§ AIM OF THE EXERCISE: Each entry below should be returned exactly as is, with the pictures removed.

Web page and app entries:

▼▼▼

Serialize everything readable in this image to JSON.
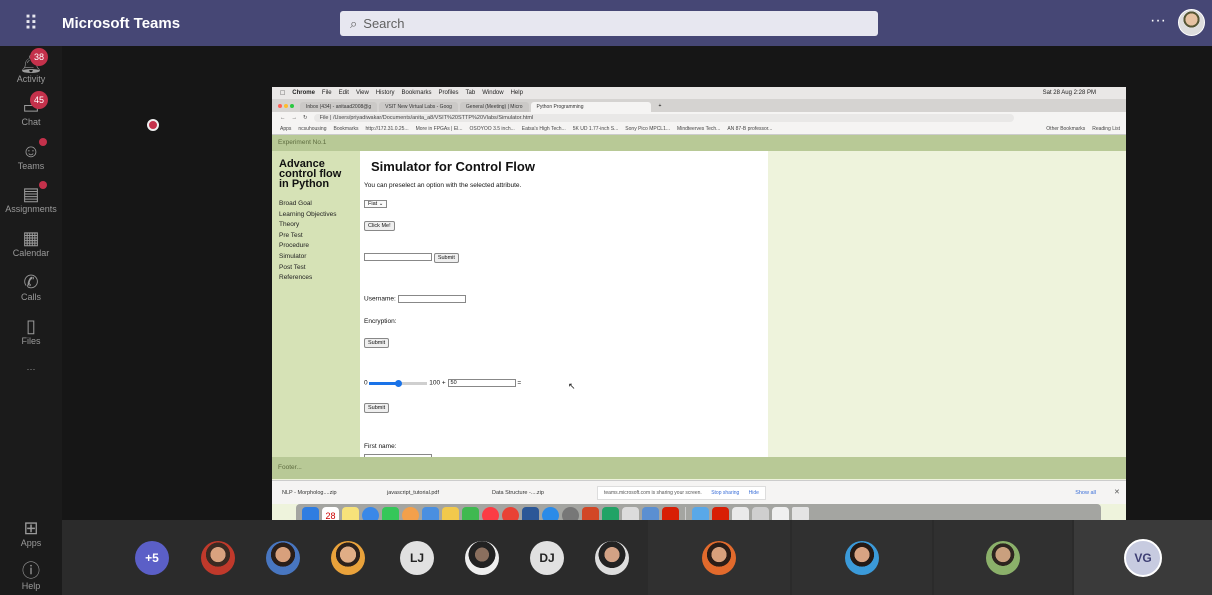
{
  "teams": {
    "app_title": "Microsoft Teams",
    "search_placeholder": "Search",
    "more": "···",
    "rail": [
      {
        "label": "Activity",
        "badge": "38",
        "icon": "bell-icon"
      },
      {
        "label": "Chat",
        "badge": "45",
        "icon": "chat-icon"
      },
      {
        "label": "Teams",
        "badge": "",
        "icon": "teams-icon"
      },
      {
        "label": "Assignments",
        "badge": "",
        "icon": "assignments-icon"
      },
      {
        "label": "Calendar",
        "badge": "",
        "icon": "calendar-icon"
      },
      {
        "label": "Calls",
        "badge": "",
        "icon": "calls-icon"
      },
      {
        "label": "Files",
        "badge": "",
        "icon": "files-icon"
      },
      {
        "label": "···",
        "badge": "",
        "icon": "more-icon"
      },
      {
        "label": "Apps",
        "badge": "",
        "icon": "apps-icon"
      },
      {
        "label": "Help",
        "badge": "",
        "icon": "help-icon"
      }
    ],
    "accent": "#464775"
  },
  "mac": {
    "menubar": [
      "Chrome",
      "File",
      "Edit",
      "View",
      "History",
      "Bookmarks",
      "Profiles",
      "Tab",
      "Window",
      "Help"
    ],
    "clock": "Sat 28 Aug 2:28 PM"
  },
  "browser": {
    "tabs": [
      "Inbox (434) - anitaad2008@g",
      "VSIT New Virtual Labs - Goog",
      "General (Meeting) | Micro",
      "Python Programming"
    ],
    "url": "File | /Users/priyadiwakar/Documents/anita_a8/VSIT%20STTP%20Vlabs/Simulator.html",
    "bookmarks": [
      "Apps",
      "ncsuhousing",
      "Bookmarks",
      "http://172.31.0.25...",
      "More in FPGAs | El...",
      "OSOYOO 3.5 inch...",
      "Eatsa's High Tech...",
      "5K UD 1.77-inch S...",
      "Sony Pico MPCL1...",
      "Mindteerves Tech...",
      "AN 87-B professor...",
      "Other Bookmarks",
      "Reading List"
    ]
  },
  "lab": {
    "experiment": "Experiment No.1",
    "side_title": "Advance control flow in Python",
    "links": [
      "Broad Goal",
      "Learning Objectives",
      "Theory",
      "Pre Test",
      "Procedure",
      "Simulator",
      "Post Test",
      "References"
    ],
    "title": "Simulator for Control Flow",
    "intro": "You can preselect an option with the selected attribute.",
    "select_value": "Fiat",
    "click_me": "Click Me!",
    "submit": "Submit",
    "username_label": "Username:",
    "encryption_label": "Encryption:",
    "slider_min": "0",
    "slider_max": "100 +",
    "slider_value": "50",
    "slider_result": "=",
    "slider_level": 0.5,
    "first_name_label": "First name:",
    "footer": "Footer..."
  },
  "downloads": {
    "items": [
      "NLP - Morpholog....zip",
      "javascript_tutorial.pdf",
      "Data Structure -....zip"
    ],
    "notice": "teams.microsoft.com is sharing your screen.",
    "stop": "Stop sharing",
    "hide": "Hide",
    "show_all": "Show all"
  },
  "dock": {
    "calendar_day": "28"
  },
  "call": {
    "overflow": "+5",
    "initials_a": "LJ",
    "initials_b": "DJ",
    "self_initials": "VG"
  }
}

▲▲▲

§ EXPECTED ANSWER:
Serialize everything readable in this image to JSON.
{
  "teams": {
    "app_title": "Microsoft Teams",
    "search_placeholder": "Search",
    "more": "···",
    "rail": [
      {
        "label": "Activity",
        "badge": "38",
        "icon": "bell-icon"
      },
      {
        "label": "Chat",
        "badge": "45",
        "icon": "chat-icon"
      },
      {
        "label": "Teams",
        "badge": "",
        "icon": "teams-icon"
      },
      {
        "label": "Assignments",
        "badge": "",
        "icon": "assignments-icon"
      },
      {
        "label": "Calendar",
        "badge": "",
        "icon": "calendar-icon"
      },
      {
        "label": "Calls",
        "badge": "",
        "icon": "calls-icon"
      },
      {
        "label": "Files",
        "badge": "",
        "icon": "files-icon"
      },
      {
        "label": "···",
        "badge": "",
        "icon": "more-icon"
      },
      {
        "label": "Apps",
        "badge": "",
        "icon": "apps-icon"
      },
      {
        "label": "Help",
        "badge": "",
        "icon": "help-icon"
      }
    ],
    "accent": "#464775"
  },
  "mac": {
    "menubar": [
      "Chrome",
      "File",
      "Edit",
      "View",
      "History",
      "Bookmarks",
      "Profiles",
      "Tab",
      "Window",
      "Help"
    ],
    "clock": "Sat 28 Aug 2:28 PM"
  },
  "browser": {
    "tabs": [
      "Inbox (434) - anitaad2008@g",
      "VSIT New Virtual Labs - Goog",
      "General (Meeting) | Micro",
      "Python Programming"
    ],
    "url": "File | /Users/priyadiwakar/Documents/anita_a8/VSIT%20STTP%20Vlabs/Simulator.html",
    "bookmarks": [
      "Apps",
      "ncsuhousing",
      "Bookmarks",
      "http://172.31.0.25...",
      "More in FPGAs | El...",
      "OSOYOO 3.5 inch...",
      "Eatsa's High Tech...",
      "5K UD 1.77-inch S...",
      "Sony Pico MPCL1...",
      "Mindteerves Tech...",
      "AN 87-B professor...",
      "Other Bookmarks",
      "Reading List"
    ]
  },
  "lab": {
    "experiment": "Experiment No.1",
    "side_title": "Advance control flow in Python",
    "links": [
      "Broad Goal",
      "Learning Objectives",
      "Theory",
      "Pre Test",
      "Procedure",
      "Simulator",
      "Post Test",
      "References"
    ],
    "title": "Simulator for Control Flow",
    "intro": "You can preselect an option with the selected attribute.",
    "select_value": "Fiat",
    "click_me": "Click Me!",
    "submit": "Submit",
    "username_label": "Username:",
    "encryption_label": "Encryption:",
    "slider_min": "0",
    "slider_max": "100 +",
    "slider_value": "50",
    "slider_result": "=",
    "slider_level": 0.5,
    "first_name_label": "First name:",
    "footer": "Footer..."
  },
  "downloads": {
    "items": [
      "NLP - Morpholog....zip",
      "javascript_tutorial.pdf",
      "Data Structure -....zip"
    ],
    "notice": "teams.microsoft.com is sharing your screen.",
    "stop": "Stop sharing",
    "hide": "Hide",
    "show_all": "Show all"
  },
  "dock": {
    "calendar_day": "28"
  },
  "call": {
    "overflow": "+5",
    "initials_a": "LJ",
    "initials_b": "DJ",
    "self_initials": "VG"
  }
}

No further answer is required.